BRIEF -
Every line of the data must be set down exactly as shown.

------ SOURCE DATA

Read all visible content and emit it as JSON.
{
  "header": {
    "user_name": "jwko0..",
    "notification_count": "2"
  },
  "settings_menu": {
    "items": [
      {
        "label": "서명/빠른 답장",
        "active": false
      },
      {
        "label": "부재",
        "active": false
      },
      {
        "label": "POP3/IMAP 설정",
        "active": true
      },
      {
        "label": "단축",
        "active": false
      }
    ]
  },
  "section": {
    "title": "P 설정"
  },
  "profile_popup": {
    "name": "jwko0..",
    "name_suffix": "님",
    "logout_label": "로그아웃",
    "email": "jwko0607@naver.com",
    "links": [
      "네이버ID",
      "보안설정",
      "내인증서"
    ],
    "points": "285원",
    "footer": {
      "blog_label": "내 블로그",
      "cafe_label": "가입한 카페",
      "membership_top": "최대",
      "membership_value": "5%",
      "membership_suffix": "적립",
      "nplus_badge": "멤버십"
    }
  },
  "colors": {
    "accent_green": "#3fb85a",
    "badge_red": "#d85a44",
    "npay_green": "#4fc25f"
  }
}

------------

RESPONSE -
Read all visible content and emit it as JSON.
{
  "header": {
    "user_name": "jwko0..",
    "notification_count": "2"
  },
  "settings_menu": {
    "items": [
      {
        "label": "서명/빠른 답장",
        "active": false
      },
      {
        "label": "부재",
        "active": false
      },
      {
        "label": "POP3/IMAP 설정",
        "active": true
      },
      {
        "label": "단축",
        "active": false
      }
    ]
  },
  "section": {
    "title": "P 설정"
  },
  "profile_popup": {
    "name": "jwko0..",
    "name_suffix": "님",
    "logout_label": "로그아웃",
    "email": "jwko0607@naver.com",
    "links": [
      "네이버ID",
      "보안설정",
      "내인증서"
    ],
    "points": "285원",
    "footer": {
      "blog_label": "내 블로그",
      "cafe_label": "가입한 카페",
      "membership_top": "최대",
      "membership_value": "5%",
      "membership_suffix": "적립",
      "nplus_badge": "멤버십"
    }
  },
  "colors": {
    "accent_green": "#3fb85a",
    "badge_red": "#d85a44",
    "npay_green": "#4fc25f"
  }
}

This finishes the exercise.